“Al Noor Tower” (Tower of Light)—slated to begin construction in Casablanca next June—will become the tallest skyscraper in Africa, dethroning the current holder of this distinction, Johannesburg’s 223-meter-high Carlton Centre. The tower is part of a larger project from Dubai-based Middle East Development, “Al Noor City“ (The City of Lights).

Designed by Valode & Pistre, the highly symbolic skyscraper—expected to cost $1 billion—will soar 540 meters high to represent the 54 African countries, and will have 114 floors to reflect the number of chapters found in the Koran. Its facade has been designed as a pixilated representation of Africa’s one thousand languages.

Expected to be completed in 2018, Al Noor will cover a massive area of approximately 3,229,173 square feet, and will contain a 200-suite luxury hotel; a trading platform; a conference hall; and a large art gallery, in addition to a staggering 100-meter-tall atrium that hollows the tower’s base.

The tower’s website states, “The design of Al Noor Tower is elegant and gives the feeling of a wedding dress. From the side, the tower looks like a fountain pen, which is the tool that Sheikh Tarek is using to design the future. The height of the tower is 540 meters to remind us that Africa has 54 countries. Everyone in Africa will feel part of that tower.”

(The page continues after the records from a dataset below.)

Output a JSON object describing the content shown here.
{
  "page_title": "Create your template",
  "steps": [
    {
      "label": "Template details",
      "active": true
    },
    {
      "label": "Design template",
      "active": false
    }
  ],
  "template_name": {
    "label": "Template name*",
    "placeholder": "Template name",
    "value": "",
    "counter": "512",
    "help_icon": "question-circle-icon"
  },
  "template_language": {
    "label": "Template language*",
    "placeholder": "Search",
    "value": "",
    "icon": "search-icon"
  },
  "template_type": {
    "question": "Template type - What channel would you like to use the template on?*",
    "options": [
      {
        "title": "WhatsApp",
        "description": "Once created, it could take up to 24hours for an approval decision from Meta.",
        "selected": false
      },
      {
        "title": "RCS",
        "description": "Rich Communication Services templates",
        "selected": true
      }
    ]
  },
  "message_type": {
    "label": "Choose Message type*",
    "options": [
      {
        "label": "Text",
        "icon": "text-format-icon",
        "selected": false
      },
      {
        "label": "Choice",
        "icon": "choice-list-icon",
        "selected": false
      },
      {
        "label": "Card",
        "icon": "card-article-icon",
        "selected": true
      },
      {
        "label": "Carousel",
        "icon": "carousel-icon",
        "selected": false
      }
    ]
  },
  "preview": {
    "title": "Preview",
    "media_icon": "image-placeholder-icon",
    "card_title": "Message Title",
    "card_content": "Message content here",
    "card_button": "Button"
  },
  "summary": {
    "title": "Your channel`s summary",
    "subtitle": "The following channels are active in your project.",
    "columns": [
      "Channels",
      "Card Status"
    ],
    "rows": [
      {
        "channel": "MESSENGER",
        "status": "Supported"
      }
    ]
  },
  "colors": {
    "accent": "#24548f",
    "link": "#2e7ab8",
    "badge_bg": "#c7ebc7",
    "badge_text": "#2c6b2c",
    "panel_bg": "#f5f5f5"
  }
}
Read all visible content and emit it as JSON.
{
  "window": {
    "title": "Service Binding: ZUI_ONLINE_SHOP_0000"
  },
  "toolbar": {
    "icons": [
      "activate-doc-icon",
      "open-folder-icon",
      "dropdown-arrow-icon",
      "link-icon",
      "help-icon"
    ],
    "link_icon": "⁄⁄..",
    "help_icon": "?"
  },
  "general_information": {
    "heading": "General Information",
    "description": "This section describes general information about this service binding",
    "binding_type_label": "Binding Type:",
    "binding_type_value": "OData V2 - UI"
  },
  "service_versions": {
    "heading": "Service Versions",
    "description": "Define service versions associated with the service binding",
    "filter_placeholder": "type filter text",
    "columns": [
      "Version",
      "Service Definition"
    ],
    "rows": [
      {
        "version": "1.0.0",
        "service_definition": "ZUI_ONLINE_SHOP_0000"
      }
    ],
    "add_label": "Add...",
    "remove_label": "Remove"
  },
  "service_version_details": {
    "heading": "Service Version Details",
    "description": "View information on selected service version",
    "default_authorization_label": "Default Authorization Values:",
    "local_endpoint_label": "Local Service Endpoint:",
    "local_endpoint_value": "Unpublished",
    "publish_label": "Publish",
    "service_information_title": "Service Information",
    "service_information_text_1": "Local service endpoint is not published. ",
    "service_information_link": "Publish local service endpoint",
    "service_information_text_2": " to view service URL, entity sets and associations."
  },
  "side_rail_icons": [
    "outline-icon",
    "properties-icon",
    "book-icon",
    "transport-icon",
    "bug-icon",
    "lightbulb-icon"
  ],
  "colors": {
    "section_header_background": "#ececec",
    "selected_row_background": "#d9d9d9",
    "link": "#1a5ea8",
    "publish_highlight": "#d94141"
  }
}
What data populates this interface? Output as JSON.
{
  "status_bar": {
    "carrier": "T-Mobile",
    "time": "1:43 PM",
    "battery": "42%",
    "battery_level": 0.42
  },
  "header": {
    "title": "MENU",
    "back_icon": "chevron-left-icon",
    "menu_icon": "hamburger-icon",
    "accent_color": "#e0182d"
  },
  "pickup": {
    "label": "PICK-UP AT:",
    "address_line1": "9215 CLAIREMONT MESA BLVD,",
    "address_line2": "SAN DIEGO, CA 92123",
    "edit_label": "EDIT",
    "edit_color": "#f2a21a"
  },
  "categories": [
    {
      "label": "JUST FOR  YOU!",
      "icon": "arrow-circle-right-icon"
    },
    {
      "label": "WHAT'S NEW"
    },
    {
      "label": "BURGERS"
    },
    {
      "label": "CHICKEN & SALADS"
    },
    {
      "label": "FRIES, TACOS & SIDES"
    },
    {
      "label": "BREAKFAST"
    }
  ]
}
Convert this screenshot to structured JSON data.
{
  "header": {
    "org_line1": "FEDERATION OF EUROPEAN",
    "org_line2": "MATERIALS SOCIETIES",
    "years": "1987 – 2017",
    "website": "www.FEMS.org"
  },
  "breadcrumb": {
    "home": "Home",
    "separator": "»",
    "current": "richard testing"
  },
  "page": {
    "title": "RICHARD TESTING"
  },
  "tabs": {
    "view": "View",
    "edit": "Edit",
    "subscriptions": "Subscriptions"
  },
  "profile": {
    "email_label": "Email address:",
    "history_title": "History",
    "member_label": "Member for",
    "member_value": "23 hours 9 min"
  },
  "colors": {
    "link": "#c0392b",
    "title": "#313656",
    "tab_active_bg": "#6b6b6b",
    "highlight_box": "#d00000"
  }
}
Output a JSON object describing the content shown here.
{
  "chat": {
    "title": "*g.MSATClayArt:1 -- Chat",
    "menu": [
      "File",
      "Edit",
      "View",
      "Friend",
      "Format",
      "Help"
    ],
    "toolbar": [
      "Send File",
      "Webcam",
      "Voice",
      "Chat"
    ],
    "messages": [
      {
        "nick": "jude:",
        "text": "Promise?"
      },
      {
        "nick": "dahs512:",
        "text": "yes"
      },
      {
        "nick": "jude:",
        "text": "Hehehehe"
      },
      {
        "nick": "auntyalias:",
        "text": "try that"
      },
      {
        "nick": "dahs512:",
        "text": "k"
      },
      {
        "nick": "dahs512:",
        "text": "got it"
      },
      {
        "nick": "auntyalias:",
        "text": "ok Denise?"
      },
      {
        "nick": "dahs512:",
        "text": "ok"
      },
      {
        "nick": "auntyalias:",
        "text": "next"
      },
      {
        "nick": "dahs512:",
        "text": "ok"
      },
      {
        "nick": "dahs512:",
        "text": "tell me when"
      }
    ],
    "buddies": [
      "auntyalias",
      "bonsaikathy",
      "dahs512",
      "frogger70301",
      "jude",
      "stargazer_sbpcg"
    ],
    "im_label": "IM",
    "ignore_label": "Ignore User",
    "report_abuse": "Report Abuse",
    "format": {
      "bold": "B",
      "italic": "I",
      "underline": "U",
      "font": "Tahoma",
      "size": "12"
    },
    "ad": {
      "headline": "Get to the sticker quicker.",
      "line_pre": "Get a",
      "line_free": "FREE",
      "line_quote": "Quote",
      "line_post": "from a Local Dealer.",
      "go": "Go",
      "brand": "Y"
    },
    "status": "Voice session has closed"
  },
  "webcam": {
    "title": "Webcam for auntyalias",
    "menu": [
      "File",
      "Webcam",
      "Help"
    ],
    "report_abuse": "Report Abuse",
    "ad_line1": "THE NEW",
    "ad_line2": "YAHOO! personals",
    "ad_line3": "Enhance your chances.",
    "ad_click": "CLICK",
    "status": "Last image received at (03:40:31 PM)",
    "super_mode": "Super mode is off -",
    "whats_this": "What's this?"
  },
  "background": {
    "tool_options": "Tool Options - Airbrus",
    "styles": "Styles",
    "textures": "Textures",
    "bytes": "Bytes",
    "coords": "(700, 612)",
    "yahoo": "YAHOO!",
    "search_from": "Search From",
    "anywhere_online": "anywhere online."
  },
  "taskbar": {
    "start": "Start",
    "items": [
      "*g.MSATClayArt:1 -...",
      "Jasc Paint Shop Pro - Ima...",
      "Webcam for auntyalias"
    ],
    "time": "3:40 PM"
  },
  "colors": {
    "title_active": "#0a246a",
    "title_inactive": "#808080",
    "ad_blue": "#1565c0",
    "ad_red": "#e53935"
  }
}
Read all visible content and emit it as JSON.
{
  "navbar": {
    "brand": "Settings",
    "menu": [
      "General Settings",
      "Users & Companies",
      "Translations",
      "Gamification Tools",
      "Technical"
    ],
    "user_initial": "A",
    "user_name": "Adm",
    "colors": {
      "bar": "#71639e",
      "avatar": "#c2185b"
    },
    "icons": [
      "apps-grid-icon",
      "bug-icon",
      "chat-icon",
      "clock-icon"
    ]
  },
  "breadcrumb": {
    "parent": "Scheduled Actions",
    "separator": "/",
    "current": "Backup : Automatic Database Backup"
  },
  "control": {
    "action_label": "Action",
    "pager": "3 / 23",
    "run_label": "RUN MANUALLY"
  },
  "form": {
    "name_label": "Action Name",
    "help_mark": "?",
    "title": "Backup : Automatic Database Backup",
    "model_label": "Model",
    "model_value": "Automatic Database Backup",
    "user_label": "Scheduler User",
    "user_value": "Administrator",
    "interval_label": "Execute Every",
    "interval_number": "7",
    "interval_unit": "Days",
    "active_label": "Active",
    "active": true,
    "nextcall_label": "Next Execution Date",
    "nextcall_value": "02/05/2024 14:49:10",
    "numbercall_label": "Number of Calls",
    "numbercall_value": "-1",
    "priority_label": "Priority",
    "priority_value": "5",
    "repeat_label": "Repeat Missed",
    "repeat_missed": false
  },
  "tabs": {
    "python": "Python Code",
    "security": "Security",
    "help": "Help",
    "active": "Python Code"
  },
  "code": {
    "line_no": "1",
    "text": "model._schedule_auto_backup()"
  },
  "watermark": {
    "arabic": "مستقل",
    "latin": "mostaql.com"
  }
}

Images and information courtesy of ArchDaily and Inhabitat